Edith West


Aim: The aim of this study was to examine the organizational shift at the Frontier Nursing Service from all female, nurse run and community-people focused to the corporate-consumer focus adopted everywhere else and the accompanying work environment issues this shift brought to the organization.

Background: Though it is not possible to isolate a single causative factor nursing’s history of cyclic ‘shortages’ as the problem is complex and interrelated, and there is no simple description in the available literature, there is agreement that the problem is having a negative impact on the current nursing practice environment, the retention of nurses, the profession’s ability to recruit nurses, and that the problem is global in scope and heading for crisis if not abated.

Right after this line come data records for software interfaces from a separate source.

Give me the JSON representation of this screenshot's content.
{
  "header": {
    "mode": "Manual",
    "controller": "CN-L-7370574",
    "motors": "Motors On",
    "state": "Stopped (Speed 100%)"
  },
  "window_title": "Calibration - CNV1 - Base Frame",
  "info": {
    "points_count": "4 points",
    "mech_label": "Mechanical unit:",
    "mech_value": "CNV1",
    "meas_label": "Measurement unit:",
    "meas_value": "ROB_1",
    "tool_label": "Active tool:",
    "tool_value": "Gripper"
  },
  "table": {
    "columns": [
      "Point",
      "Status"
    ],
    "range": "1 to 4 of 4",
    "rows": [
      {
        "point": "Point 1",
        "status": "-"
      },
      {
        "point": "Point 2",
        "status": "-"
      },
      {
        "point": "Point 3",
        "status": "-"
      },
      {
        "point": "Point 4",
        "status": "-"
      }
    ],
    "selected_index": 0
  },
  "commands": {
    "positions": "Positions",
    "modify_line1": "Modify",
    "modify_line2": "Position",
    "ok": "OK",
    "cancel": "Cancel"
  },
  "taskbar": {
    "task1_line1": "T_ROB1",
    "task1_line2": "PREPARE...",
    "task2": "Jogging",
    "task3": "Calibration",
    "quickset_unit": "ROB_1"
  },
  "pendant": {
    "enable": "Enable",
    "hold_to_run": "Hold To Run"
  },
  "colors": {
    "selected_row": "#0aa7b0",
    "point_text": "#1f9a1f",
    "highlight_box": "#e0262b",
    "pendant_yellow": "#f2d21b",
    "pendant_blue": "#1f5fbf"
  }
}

Methods: Historical analysis of the Frontier Nursing Service located in Eastern Appalachia of the United States and oral history analysis of former Frontier and non-Frontier nurses was conducted using a culture theory framework. Data were collected from 2003-2007, and literature on the Frontier Nursing Service as well as local, world, medical, nursing, sociological and political history was reviewed from 1900s- 1970s.

Findings: Findings defy conventional dissatisfaction causes while the Service was nurse-run, decentralized and interference-free. In the 1960s the organization moved to the corporate/business model of health care delivery being used elsewhere. Non-Frontier nurses in practice today mirrored the dissatisfaction experienced by former Frontier Nurses within this organizational culture after 1960 reflecting how deeply imbedded within health care institutions the prevailing culture has become.

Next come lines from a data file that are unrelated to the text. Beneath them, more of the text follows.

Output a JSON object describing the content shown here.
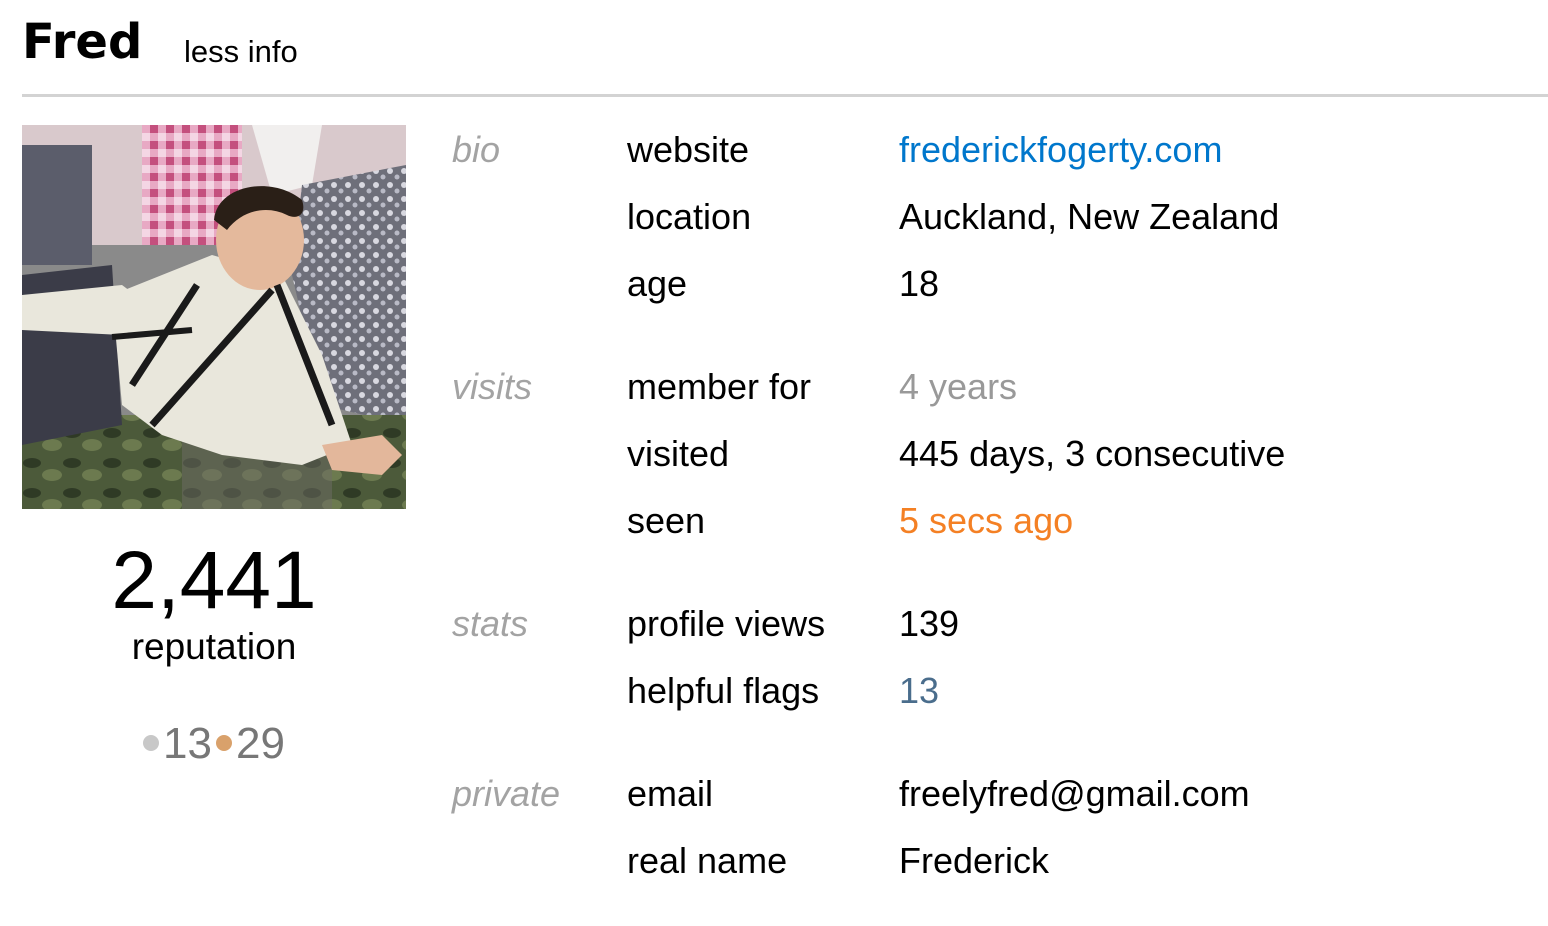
{
  "header": {
    "user_name": "Fred",
    "toggle_label": "less info"
  },
  "avatar": {
    "alt": "Fred"
  },
  "reputation": {
    "value": "2,441",
    "label": "reputation"
  },
  "badges": {
    "silver": {
      "count": "13",
      "color": "#c8c8c8"
    },
    "bronze": {
      "count": "29",
      "color": "#d9a16b"
    }
  },
  "groups": {
    "bio": {
      "label": "bio",
      "website_label": "website",
      "website_value": "frederickfogerty.com",
      "location_label": "location",
      "location_value": "Auckland, New Zealand",
      "age_label": "age",
      "age_value": "18"
    },
    "visits": {
      "label": "visits",
      "member_label": "member for",
      "member_value": "4 years",
      "visited_label": "visited",
      "visited_value": "445 days, 3 consecutive",
      "seen_label": "seen",
      "seen_value": "5 secs ago"
    },
    "stats": {
      "label": "stats",
      "views_label": "profile views",
      "views_value": "139",
      "flags_label": "helpful flags",
      "flags_value": "13"
    },
    "private": {
      "label": "private",
      "email_label": "email",
      "email_value": "freelyfred@gmail.com",
      "realname_label": "real name",
      "realname_value": "Frederick"
    }
  },
  "colors": {
    "link": "#0077cc",
    "muted": "#999999",
    "seen": "#f48024",
    "flags": "#4a6d8c",
    "group_label": "#a3a3a3",
    "divider": "#d3d3d3"
  }
}
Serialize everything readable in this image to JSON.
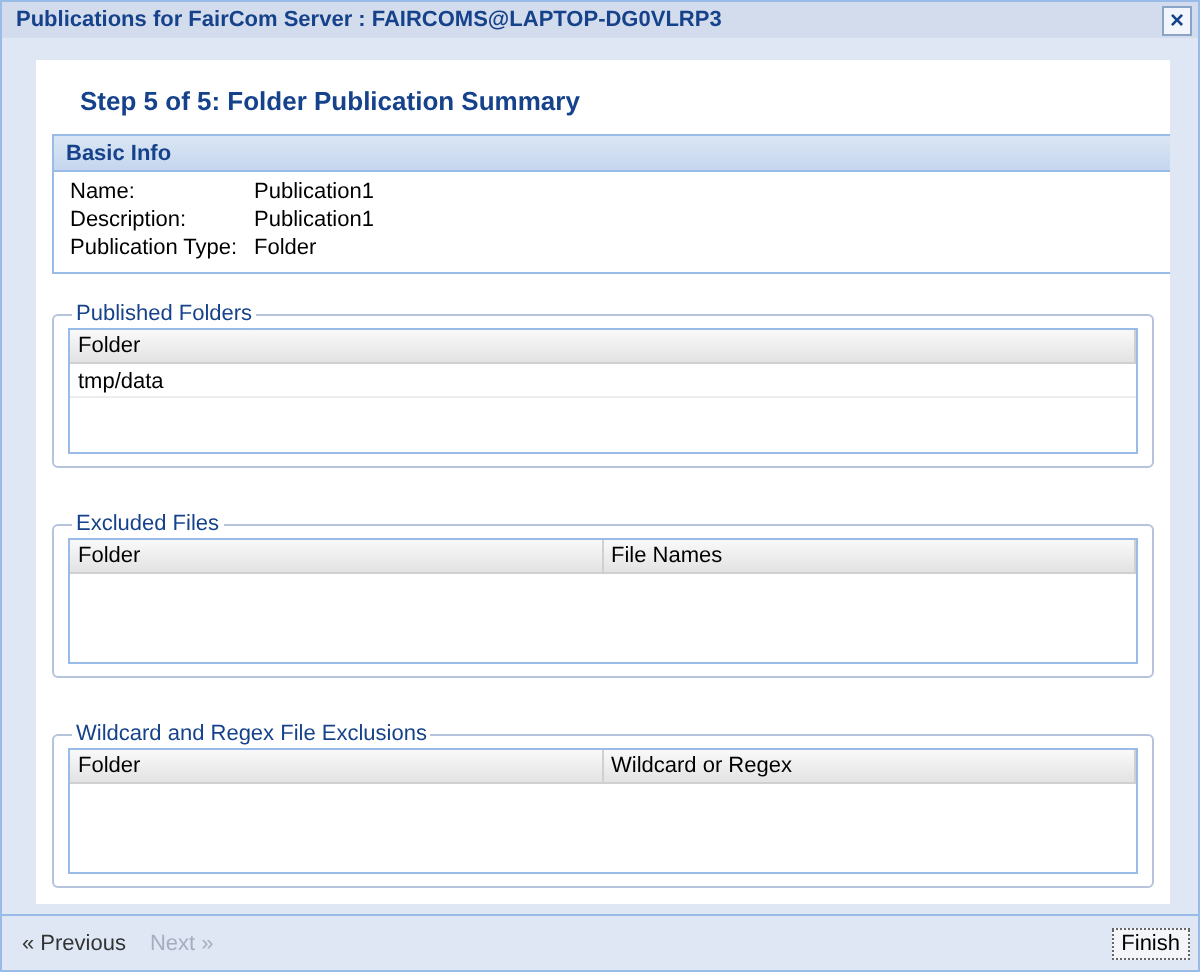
{
  "window": {
    "title": "Publications for FairCom Server : FAIRCOMS@LAPTOP-DG0VLRP3",
    "close": "×"
  },
  "step_title": "Step 5 of 5: Folder Publication Summary",
  "basic_info": {
    "title": "Basic Info",
    "fields": [
      {
        "label": "Name:",
        "value": "Publication1"
      },
      {
        "label": "Description:",
        "value": "Publication1"
      },
      {
        "label": "Publication Type:",
        "value": "Folder"
      }
    ]
  },
  "sections": [
    {
      "title": "Published Folders",
      "columns": [
        "Folder"
      ],
      "rows": [
        [
          "tmp/data"
        ]
      ]
    },
    {
      "title": "Excluded Files",
      "columns": [
        "Folder",
        "File Names"
      ]
    },
    {
      "title": "Wildcard and Regex File Exclusions",
      "columns": [
        "Folder",
        "Wildcard or Regex"
      ]
    }
  ],
  "footer": {
    "buttons": [
      {
        "label": "« Previous",
        "disabled": false
      },
      {
        "label": "Next »",
        "disabled": true
      }
    ],
    "finish": "Finish"
  }
}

Conclusion: The empowerment inherent within an international professional community created by nurse leaders, who value and perpetuate their “professional identity” within institutional cultures, can advance the discipline’s ability to push for sustained positive change within these environments.

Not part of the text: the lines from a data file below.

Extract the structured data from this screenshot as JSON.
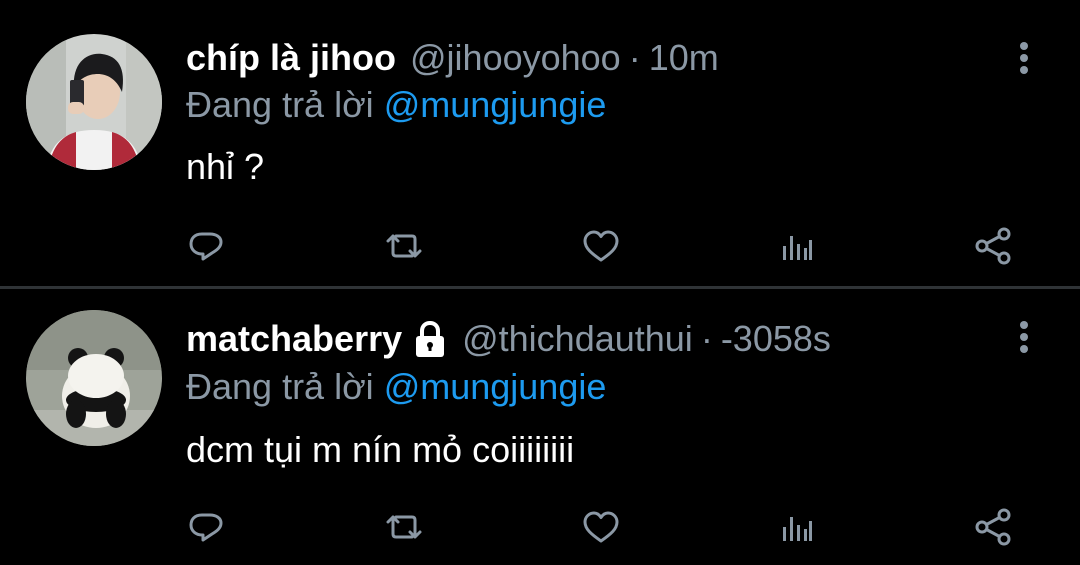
{
  "colors": {
    "background": "#000000",
    "text_primary": "#ffffff",
    "text_secondary": "#8b98a5",
    "mention": "#1d9bf0",
    "divider": "#2f3336",
    "icon": "#8b98a5"
  },
  "tweets": [
    {
      "display_name": "chíp là jihoo",
      "handle": "@jihooyohoo",
      "separator": "·",
      "time": "10m",
      "protected": false,
      "reply_prefix": "Đang trả lời ",
      "reply_to": "@mungjungie",
      "text": "nhỉ ?",
      "avatar": "selfie-avatar",
      "actions": [
        "reply-icon",
        "retweet-icon",
        "like-icon",
        "stats-icon",
        "share-icon"
      ]
    },
    {
      "display_name": "matchaberry",
      "handle": "@thichdauthui",
      "separator": "·",
      "time": "-3058s",
      "protected": true,
      "reply_prefix": "Đang trả lời ",
      "reply_to": "@mungjungie",
      "text": "dcm tụi m nín mỏ coiiiiiiii",
      "avatar": "panda-avatar",
      "actions": [
        "reply-icon",
        "retweet-icon",
        "like-icon",
        "stats-icon",
        "share-icon"
      ]
    }
  ]
}
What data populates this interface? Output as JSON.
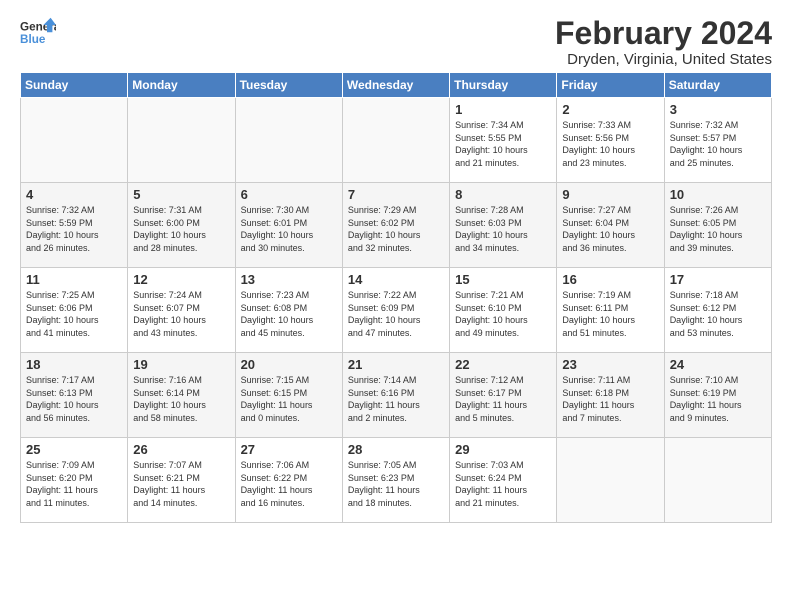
{
  "logo": {
    "line1": "General",
    "line2": "Blue"
  },
  "title": "February 2024",
  "location": "Dryden, Virginia, United States",
  "days_of_week": [
    "Sunday",
    "Monday",
    "Tuesday",
    "Wednesday",
    "Thursday",
    "Friday",
    "Saturday"
  ],
  "weeks": [
    [
      {
        "num": "",
        "info": ""
      },
      {
        "num": "",
        "info": ""
      },
      {
        "num": "",
        "info": ""
      },
      {
        "num": "",
        "info": ""
      },
      {
        "num": "1",
        "info": "Sunrise: 7:34 AM\nSunset: 5:55 PM\nDaylight: 10 hours\nand 21 minutes."
      },
      {
        "num": "2",
        "info": "Sunrise: 7:33 AM\nSunset: 5:56 PM\nDaylight: 10 hours\nand 23 minutes."
      },
      {
        "num": "3",
        "info": "Sunrise: 7:32 AM\nSunset: 5:57 PM\nDaylight: 10 hours\nand 25 minutes."
      }
    ],
    [
      {
        "num": "4",
        "info": "Sunrise: 7:32 AM\nSunset: 5:59 PM\nDaylight: 10 hours\nand 26 minutes."
      },
      {
        "num": "5",
        "info": "Sunrise: 7:31 AM\nSunset: 6:00 PM\nDaylight: 10 hours\nand 28 minutes."
      },
      {
        "num": "6",
        "info": "Sunrise: 7:30 AM\nSunset: 6:01 PM\nDaylight: 10 hours\nand 30 minutes."
      },
      {
        "num": "7",
        "info": "Sunrise: 7:29 AM\nSunset: 6:02 PM\nDaylight: 10 hours\nand 32 minutes."
      },
      {
        "num": "8",
        "info": "Sunrise: 7:28 AM\nSunset: 6:03 PM\nDaylight: 10 hours\nand 34 minutes."
      },
      {
        "num": "9",
        "info": "Sunrise: 7:27 AM\nSunset: 6:04 PM\nDaylight: 10 hours\nand 36 minutes."
      },
      {
        "num": "10",
        "info": "Sunrise: 7:26 AM\nSunset: 6:05 PM\nDaylight: 10 hours\nand 39 minutes."
      }
    ],
    [
      {
        "num": "11",
        "info": "Sunrise: 7:25 AM\nSunset: 6:06 PM\nDaylight: 10 hours\nand 41 minutes."
      },
      {
        "num": "12",
        "info": "Sunrise: 7:24 AM\nSunset: 6:07 PM\nDaylight: 10 hours\nand 43 minutes."
      },
      {
        "num": "13",
        "info": "Sunrise: 7:23 AM\nSunset: 6:08 PM\nDaylight: 10 hours\nand 45 minutes."
      },
      {
        "num": "14",
        "info": "Sunrise: 7:22 AM\nSunset: 6:09 PM\nDaylight: 10 hours\nand 47 minutes."
      },
      {
        "num": "15",
        "info": "Sunrise: 7:21 AM\nSunset: 6:10 PM\nDaylight: 10 hours\nand 49 minutes."
      },
      {
        "num": "16",
        "info": "Sunrise: 7:19 AM\nSunset: 6:11 PM\nDaylight: 10 hours\nand 51 minutes."
      },
      {
        "num": "17",
        "info": "Sunrise: 7:18 AM\nSunset: 6:12 PM\nDaylight: 10 hours\nand 53 minutes."
      }
    ],
    [
      {
        "num": "18",
        "info": "Sunrise: 7:17 AM\nSunset: 6:13 PM\nDaylight: 10 hours\nand 56 minutes."
      },
      {
        "num": "19",
        "info": "Sunrise: 7:16 AM\nSunset: 6:14 PM\nDaylight: 10 hours\nand 58 minutes."
      },
      {
        "num": "20",
        "info": "Sunrise: 7:15 AM\nSunset: 6:15 PM\nDaylight: 11 hours\nand 0 minutes."
      },
      {
        "num": "21",
        "info": "Sunrise: 7:14 AM\nSunset: 6:16 PM\nDaylight: 11 hours\nand 2 minutes."
      },
      {
        "num": "22",
        "info": "Sunrise: 7:12 AM\nSunset: 6:17 PM\nDaylight: 11 hours\nand 5 minutes."
      },
      {
        "num": "23",
        "info": "Sunrise: 7:11 AM\nSunset: 6:18 PM\nDaylight: 11 hours\nand 7 minutes."
      },
      {
        "num": "24",
        "info": "Sunrise: 7:10 AM\nSunset: 6:19 PM\nDaylight: 11 hours\nand 9 minutes."
      }
    ],
    [
      {
        "num": "25",
        "info": "Sunrise: 7:09 AM\nSunset: 6:20 PM\nDaylight: 11 hours\nand 11 minutes."
      },
      {
        "num": "26",
        "info": "Sunrise: 7:07 AM\nSunset: 6:21 PM\nDaylight: 11 hours\nand 14 minutes."
      },
      {
        "num": "27",
        "info": "Sunrise: 7:06 AM\nSunset: 6:22 PM\nDaylight: 11 hours\nand 16 minutes."
      },
      {
        "num": "28",
        "info": "Sunrise: 7:05 AM\nSunset: 6:23 PM\nDaylight: 11 hours\nand 18 minutes."
      },
      {
        "num": "29",
        "info": "Sunrise: 7:03 AM\nSunset: 6:24 PM\nDaylight: 11 hours\nand 21 minutes."
      },
      {
        "num": "",
        "info": ""
      },
      {
        "num": "",
        "info": ""
      }
    ]
  ]
}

Author Biography

Dr. Edie West, ACNS-BC, RN Assistant Professor of Nursing Indiana University of Pennsylvania